And that desire to go back to being childlike doesn’t seem like something children would enjoy. Or if they picked up on the motifs, they might get the wrong idea. The flower (the object of the little prince’s affection) is selfish and harsh; friendship and taming are presented as strangely absolute but with little benefit to either party, and there is an overarching feeling of futility through it all. The world of selfish men, tipplers, businessmen, and kings (not forgetting the “negro kings” as it says) isn’t changed by the little prince, and while he “sees through it” it is obvious that “matters of consequence” do have consequences.

And the prince himself is a mysterious character. On his “planet” he is quite responsible, cleaning out the volcanoes, pulling up the baobab trees, and tending to the flower. But he suddenly leaves with little reason and shows almost no concern for the plight of others. He relentlessly asks questions until he gets a response but doesn’t answer any himself, and he takes actions only to further his own personal journey. And that might be indicative of many a young person, or the story must simply go on, but still, it is quite a contrast.

Even so I was very engaged with the story and enjoyed it the whole way through. The pilot and the prince both have a charm and personality that comes through the words.
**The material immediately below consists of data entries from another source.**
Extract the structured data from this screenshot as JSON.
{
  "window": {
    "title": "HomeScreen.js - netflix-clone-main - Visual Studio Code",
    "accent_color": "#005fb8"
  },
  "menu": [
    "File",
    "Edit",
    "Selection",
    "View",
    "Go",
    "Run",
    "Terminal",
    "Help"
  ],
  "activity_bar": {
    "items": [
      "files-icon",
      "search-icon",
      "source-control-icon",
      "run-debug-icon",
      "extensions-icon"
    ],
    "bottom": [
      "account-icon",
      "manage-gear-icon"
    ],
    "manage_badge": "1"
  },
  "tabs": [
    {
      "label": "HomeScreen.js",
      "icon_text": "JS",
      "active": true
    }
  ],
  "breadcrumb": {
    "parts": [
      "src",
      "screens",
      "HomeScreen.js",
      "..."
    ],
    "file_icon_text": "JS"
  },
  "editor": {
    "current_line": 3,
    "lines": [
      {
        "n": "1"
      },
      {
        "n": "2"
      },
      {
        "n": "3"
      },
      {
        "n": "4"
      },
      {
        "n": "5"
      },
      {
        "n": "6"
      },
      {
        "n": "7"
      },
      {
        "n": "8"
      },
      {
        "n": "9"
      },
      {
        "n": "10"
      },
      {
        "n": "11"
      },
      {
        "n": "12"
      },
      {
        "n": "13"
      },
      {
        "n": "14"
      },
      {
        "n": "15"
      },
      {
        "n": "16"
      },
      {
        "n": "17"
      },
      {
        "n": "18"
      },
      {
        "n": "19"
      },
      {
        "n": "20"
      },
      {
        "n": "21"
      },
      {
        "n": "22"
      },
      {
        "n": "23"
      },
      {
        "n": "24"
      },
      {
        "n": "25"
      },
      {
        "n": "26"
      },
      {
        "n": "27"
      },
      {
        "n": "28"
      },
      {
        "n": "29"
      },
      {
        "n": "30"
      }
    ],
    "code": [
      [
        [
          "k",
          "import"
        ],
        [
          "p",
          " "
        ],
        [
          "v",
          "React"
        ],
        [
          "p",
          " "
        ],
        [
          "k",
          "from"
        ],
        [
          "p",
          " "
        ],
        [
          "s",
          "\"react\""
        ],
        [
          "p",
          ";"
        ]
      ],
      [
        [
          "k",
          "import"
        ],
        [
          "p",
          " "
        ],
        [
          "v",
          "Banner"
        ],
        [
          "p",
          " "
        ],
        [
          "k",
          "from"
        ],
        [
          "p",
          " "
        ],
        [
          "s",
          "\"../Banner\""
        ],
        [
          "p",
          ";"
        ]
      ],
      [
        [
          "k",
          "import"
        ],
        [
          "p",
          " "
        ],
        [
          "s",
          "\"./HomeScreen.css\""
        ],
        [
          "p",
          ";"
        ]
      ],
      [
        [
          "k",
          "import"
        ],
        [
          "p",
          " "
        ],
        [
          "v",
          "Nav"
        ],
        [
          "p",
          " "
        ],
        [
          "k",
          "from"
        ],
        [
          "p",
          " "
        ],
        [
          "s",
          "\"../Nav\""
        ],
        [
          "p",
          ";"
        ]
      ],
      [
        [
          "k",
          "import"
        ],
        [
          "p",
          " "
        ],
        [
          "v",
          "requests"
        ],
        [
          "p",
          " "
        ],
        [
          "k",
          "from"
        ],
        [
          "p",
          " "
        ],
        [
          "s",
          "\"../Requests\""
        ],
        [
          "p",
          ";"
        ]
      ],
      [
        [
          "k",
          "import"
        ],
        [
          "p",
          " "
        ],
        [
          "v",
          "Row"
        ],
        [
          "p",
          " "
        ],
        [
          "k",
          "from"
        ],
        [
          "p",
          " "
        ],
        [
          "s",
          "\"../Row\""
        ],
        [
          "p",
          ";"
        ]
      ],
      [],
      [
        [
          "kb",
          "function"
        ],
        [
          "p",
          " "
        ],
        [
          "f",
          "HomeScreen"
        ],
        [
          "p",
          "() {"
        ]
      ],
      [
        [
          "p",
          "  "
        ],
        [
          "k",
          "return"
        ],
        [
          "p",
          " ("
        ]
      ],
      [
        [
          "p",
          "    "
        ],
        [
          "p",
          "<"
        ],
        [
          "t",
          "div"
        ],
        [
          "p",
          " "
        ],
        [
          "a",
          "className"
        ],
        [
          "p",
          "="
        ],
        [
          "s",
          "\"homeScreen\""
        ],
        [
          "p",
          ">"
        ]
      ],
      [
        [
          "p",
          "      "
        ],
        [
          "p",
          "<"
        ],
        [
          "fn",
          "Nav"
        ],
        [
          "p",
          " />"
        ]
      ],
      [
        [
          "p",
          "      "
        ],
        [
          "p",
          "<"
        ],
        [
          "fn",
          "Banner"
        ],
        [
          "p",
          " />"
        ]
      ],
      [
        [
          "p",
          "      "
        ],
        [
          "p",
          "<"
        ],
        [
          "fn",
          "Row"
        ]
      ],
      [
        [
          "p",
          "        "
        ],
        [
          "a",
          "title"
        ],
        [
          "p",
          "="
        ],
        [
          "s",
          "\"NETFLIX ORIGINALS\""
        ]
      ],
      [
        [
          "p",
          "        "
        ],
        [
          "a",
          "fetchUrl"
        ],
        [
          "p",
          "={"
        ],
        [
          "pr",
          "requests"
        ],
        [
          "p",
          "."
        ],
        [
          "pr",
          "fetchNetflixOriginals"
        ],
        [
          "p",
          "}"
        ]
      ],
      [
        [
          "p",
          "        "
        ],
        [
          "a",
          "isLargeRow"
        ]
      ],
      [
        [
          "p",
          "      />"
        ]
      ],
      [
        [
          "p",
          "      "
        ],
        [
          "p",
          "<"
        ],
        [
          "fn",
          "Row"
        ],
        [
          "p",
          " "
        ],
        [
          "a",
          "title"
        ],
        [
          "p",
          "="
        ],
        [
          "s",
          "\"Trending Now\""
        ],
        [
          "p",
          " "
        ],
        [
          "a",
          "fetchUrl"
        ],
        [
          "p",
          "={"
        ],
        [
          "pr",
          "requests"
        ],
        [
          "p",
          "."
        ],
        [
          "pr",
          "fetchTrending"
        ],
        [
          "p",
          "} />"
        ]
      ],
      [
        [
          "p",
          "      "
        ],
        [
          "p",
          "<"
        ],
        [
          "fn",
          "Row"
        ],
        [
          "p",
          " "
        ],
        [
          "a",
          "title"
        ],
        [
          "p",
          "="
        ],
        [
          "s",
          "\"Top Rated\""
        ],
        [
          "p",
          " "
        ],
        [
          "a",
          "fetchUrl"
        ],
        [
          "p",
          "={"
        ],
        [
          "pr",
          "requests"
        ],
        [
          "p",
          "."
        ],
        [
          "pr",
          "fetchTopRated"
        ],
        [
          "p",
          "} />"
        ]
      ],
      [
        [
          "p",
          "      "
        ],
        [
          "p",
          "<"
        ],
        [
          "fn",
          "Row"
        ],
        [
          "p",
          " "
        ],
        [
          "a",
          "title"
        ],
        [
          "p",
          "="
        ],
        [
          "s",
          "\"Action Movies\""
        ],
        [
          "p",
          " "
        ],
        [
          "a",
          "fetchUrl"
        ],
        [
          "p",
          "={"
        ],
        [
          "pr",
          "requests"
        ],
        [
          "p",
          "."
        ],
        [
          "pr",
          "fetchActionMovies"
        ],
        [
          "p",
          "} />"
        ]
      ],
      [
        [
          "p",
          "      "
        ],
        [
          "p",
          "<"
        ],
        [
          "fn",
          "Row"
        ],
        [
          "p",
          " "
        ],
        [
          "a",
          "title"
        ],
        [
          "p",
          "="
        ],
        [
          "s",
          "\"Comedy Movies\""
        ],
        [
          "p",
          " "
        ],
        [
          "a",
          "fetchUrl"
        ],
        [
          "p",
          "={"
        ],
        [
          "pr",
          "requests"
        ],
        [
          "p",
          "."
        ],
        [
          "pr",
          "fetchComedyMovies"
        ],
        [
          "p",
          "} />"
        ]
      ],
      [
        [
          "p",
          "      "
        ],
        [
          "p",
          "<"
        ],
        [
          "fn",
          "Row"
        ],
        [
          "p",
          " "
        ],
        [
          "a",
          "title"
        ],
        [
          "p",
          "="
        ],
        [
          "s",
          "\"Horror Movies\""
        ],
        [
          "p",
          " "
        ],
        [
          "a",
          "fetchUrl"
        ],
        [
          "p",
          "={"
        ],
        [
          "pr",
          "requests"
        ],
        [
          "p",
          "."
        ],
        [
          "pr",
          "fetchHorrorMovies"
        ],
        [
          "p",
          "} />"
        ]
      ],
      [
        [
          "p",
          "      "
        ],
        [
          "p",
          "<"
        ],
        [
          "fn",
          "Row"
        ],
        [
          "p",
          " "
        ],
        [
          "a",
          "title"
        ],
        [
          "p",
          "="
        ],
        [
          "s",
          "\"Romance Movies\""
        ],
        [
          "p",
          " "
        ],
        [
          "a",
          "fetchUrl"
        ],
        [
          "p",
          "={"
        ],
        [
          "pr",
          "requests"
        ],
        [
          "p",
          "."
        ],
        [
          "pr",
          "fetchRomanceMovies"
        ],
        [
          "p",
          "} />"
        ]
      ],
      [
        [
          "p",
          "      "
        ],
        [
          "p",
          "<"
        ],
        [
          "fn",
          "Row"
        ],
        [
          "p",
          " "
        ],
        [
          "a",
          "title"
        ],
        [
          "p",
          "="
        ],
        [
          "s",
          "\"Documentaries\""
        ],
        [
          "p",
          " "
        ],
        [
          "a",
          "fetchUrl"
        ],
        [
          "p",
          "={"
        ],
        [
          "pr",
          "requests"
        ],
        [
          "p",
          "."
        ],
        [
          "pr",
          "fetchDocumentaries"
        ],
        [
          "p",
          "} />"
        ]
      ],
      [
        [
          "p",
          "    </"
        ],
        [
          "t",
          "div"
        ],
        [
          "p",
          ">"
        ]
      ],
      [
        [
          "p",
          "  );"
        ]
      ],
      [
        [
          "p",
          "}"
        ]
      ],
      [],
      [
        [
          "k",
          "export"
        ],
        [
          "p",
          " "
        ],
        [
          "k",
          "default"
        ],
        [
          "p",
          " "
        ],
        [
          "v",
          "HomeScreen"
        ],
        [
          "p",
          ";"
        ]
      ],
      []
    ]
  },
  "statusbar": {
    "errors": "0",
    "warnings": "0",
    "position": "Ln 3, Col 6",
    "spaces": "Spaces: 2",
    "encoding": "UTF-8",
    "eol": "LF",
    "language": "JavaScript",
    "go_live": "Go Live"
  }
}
Of course I’m reading in English, so the original French may have been better or worse (how do I keep reading translated works?). And there’s a quality in it that just speaks to me both as an artist and a twenty-something.

So is it good? Yes. Would I recommend it? Probably, though it is a sad and longing book (my eyes blurred once or twice). Does it deserve all the praise? In a way, I don’t think it’s quite as good as many people do, but it is an excellently crafted work of literature and art as well as being a halfway decent children’s book. And as a creative person in either painting or prose (or both), it is almost a mandatory read. For others, there’s a lot to be found in this little book, and not a lot to be lost save an hour (and maybe some tears).
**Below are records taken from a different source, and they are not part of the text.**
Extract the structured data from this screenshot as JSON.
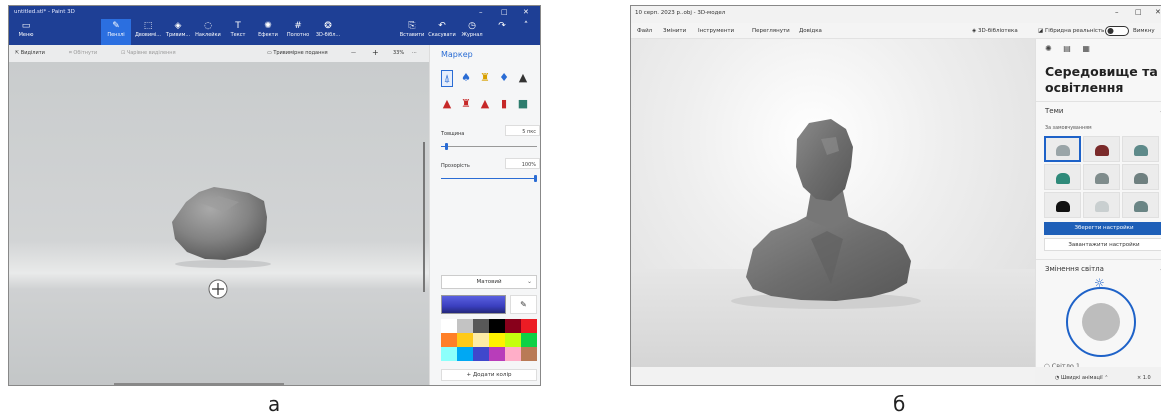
{
  "captions": {
    "a": "а",
    "b": "б"
  },
  "paint3d": {
    "title": "untitled.stl* - Paint 3D",
    "window_controls": {
      "minimize": "–",
      "maximize": "□",
      "close": "✕"
    },
    "ribbon": {
      "menu": "Меню",
      "tools": [
        "Пензлі",
        "Двовимі...",
        "Тривим...",
        "Наклейки",
        "Текст",
        "Ефекти",
        "Полотно",
        "3D-бібл..."
      ],
      "right": [
        "Вставити",
        "Скасувати",
        "Журнал"
      ]
    },
    "toolbar": {
      "select": "Виділити",
      "crop": "Обітнути",
      "magic_select": "Чарівне виділення",
      "view_3d": "Тривимірне подання",
      "zoom_out": "—",
      "zoom_in": "+",
      "zoom": "33%",
      "more": "···"
    },
    "panel": {
      "title": "Маркер",
      "thickness_label": "Товщина",
      "thickness_value": "5 пкс",
      "thickness_level": 0.04,
      "opacity_label": "Прозорість",
      "opacity_value": "100%",
      "opacity_level": 1.0,
      "finish": "Матовий",
      "add_color": "Додати колір",
      "current_color": "#3a3fbf",
      "palette": [
        "#ffffff",
        "#c3c3c3",
        "#585858",
        "#000000",
        "#88001b",
        "#ec1c24",
        "#ff7f27",
        "#ffca18",
        "#fdeca6",
        "#fff200",
        "#c4ff0e",
        "#0ed145",
        "#8cfffb",
        "#00a8f3",
        "#3f48cc",
        "#b83dba",
        "#ffaec8",
        "#b97a56"
      ]
    }
  },
  "viewer": {
    "title": "10 серп. 2023 р..obj - 3D-модел",
    "window_controls": {
      "minimize": "–",
      "maximize": "□",
      "close": "✕"
    },
    "menu": [
      "Файл",
      "Змінити",
      "Інструменти",
      "Переглянути",
      "Довідка"
    ],
    "right_menu": {
      "library": "3D-бібліотека",
      "mixed_reality": "Гібридна реальність",
      "output": "Вимкну"
    },
    "panel": {
      "heading": "Середовище та освітлення",
      "themes_label": "Теми",
      "default_label": "За замовчуванням",
      "save_button": "Зберегти настройки",
      "load_button": "Завантажити настройки",
      "lighting_label": "Змінення світла",
      "light1_label": "Світло 1"
    },
    "status": {
      "animations": "Швидкі анімації",
      "scale": "× 1.0"
    }
  }
}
Review – Micron Rose, Brown, and Sepia Colors

So now we get to the final group of the Micron colors that came in the 8 pack of Micron colors. These are the weird or non-standard colors, in my opinion.

The first is Rose, which is a pink: they just call it Rose to make it fancy. It’s a very deep, pleasant, pink color, not like the very vibrant, in-your-face pinks that dominate what is considered pink these days. It doesn’t really approach purple, but it is darker than most roses I’ve ever seen. It’s surprisingly nature-y for a pink, though. It does have some problems with bleed-through on thin paper, but not a lot.

Next we have Brown, which I would call light brown. I would say it’s sort of a fertile, soft, earth color. Again, for a light color it’s fairly subdued, not like a Crayola pencil or anything. Again, it’s surprisingly real looking. It has no problems with bleed-through at all really, and goes well in a landscape.

Finally we have Sepia, which I call dark brown. It’s very mud-like. Another deep, saturated color. It can get very saturated though, and end up looking like black in the final product, so it does take careful application. It also tends to pool, resulting in spots of darker color. Some skill is required to get it to look right. Surprisingly, though, it has very little bleed-through even on thin paper.

micron color test 2.0

These ‘non-standard’ colors are very nice overall. If one is looking to do nature sketches, landscapes, etc. these are quite nice. They are very subdued and blend in nicely. I find them much more pleasant than the bright reds and blues of the other Microns. If you just want standard colors for organizing or technical things, these are not the pens you need.  However, if you’re drawing a lot of the outside, or in cool colors, these are fantastic.